Google Reveals Skyrocketing US Data Requests
Today in international tech news: Google releases data on government information requests. Also: A doctor in Taiwan -- Dr. Wang, it so happens -- says that excessive smartphone use can erode sex drive: Finland is staking its claim to international mobile gaming capital; Lenovo claims third place in China's smartphone market; and Europe loosens its in-flight phone rules.
Nov 15, 2013 10:52 AM PT
The U.S. government once again heads the list of those requesting data from Google, and lately it's been asking for a lot more.
Google's Transparency Report, a twice-a-year reminder of how often governments ask for information, says that the U.S. submitted 10,918 requests for 21,683 user accounts during the first half of 2013. U.S. requests had the highest rate of compliance, with Google forking over user information more than 80 percent of the time.
The total number of U.S. requests has more than doubled since 2009, when Google first started tracking such statistics.
With between 2,000 and 3,000 requests apiece, India, Germany and France rounded out the top four.
Smartphones Dial Down Sex Drive, Doctor Says
A doctor at Taiwan's Kaohsiung Medical Chung-Ho Memorial Hospital claims that smartphone games, when consumed in excess, can cause erectile dysfunction.
The doctor -- whose surname, no joke, is Wang -- says that there has been an increase in the number of men with ED in recent years, including those whose age should, in theory, protect them from the problem.
The culprit, Wang claims, is the libido-eroding power of smartphones.
This is not the first time smartphones have been linked to health problems. Over the summer, South Korean doctors linked smartphones to the early onset of dementia.
Finland Staking Claim to Games Capital
Mobile gaming has become a "flagship export industry" in Finland, according to the Associated Press.
That's not mere hyperbole: Mobile gaming revenue is expected to reach US$2.7 billion this year. The Scandinavian nation has already produced global hits such as Angry Birds and Clash of Clans.

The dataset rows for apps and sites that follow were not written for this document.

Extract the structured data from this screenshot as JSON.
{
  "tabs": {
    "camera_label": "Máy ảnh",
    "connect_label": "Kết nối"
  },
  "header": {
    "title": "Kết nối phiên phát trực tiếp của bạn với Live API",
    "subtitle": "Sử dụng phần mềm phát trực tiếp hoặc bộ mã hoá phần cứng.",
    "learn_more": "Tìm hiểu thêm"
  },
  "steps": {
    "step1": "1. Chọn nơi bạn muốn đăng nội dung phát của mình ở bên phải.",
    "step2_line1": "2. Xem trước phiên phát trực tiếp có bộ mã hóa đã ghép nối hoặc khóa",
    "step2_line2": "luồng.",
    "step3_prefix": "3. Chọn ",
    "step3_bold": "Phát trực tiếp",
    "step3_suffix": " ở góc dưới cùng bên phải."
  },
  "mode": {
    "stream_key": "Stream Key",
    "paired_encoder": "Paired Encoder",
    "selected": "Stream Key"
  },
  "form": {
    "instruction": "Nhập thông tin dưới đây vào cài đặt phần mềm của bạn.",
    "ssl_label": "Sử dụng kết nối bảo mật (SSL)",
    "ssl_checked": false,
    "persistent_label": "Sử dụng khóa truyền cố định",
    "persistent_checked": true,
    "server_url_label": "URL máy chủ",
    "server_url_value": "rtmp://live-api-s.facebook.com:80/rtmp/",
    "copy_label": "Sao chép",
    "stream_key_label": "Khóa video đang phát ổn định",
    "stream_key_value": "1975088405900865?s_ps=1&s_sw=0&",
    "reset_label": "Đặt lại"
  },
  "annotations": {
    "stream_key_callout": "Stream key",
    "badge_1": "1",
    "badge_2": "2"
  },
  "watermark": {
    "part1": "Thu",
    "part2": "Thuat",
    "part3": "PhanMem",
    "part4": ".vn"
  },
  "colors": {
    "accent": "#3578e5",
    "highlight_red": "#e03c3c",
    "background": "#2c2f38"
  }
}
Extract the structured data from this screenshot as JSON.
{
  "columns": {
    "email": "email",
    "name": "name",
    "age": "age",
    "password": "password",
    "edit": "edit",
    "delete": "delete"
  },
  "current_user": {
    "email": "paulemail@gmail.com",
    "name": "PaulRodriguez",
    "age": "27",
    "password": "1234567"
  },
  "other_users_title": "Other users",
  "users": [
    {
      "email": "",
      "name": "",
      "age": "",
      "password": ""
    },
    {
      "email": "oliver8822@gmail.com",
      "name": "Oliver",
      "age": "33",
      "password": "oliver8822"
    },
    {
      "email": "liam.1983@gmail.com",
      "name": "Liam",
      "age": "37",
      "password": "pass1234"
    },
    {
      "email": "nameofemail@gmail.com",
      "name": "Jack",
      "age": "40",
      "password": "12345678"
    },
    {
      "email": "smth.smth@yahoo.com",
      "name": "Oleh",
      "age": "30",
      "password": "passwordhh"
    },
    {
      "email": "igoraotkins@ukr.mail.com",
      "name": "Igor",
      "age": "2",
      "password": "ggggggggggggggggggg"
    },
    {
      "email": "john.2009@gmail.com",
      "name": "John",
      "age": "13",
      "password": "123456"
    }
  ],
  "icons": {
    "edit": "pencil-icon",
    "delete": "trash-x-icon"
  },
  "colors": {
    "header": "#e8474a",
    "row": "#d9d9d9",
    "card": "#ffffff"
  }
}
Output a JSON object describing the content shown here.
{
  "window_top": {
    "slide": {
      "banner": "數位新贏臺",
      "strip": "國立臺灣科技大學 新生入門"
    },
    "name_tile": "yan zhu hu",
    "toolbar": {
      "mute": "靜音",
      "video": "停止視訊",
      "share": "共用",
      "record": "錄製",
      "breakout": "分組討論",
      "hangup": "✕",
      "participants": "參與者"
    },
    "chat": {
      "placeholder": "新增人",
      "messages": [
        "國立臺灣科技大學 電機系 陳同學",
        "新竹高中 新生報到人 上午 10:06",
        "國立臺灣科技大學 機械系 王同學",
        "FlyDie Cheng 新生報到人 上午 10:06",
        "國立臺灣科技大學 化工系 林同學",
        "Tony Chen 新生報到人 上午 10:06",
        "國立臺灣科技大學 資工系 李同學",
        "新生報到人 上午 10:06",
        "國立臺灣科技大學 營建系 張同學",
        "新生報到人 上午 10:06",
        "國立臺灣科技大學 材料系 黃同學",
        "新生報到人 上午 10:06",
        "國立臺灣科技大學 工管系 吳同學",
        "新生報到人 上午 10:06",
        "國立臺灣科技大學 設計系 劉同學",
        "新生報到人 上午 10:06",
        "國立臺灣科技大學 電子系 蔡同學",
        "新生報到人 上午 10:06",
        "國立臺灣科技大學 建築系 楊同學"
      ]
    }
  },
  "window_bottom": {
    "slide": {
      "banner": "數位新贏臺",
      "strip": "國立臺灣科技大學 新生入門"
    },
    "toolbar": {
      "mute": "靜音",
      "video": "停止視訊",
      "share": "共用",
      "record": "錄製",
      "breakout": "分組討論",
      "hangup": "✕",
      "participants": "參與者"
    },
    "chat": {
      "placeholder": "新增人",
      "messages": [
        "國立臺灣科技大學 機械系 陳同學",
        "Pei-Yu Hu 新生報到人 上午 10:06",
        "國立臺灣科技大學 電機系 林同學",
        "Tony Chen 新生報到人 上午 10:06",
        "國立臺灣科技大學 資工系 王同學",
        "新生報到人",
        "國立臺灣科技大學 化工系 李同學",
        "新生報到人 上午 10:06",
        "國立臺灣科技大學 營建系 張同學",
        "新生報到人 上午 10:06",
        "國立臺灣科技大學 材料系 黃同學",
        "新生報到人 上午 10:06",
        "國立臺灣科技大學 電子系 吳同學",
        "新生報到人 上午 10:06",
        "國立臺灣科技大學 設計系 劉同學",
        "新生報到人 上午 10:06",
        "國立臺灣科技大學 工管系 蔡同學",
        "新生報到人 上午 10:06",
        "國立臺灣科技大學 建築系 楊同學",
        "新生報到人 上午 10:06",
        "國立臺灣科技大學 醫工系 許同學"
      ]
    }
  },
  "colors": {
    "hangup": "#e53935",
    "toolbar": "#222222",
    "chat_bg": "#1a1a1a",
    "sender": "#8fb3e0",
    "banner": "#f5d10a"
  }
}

Finland's claim to tech fame has long been linked to Nokia, the mobile phone giant. However, the company's mobile phone division was recently sold to Microsoft, leaving a void that gaming could fill.
Mobile games are still small potatoes compared to Nokia, which at its peak had annual revenue of about $40 billion. That said, some 2,200 people are employed in Finland's 180-or-so gaming companies.
In a related story, GungHo Online Entertainment, the mobile gaming branch of Japan's SoftBank Corp., is reportedly mulling relocating its headquarters to Finland.
SoftBank is apparently enticed by Finland's low corporate tax rates -- they will drop from 24.5 percent to 20 percent next year -- and its aforementioned gaming scene.
Last month, SoftBank paid $1.5 billion for control of Supercell Oy, the Finnish outfit responsible for games such as Clash of Clans and Hay Day.
Lenovo Claims Third in Chinese Smartphone Pecking Order
Chinese PC maker Lenovo has moved into third place in China's hypercompetitive smartphone market.
Now, things are still dominated by Apple and Samsung, but Lenovo, buoyed by an 84.5 percent jump in shipments from a year earlier, now has a 5.1 percent share of the market, compared to 4.1 percent last year.
Europe Relaxes In-Flight Electronics Rules
The European Aviation Safety Agency has published less-stringent guidelines pertaining to the use of electronics during flights. The new rules will allow for the use of devices during takeoff and landing, heretofore no-nos in Europe.
The U.S. published similar rules last month.
The new rules aren't a total green light. Passengers will still be required to stay in "airplane mode," precluding the use of both voice and text services.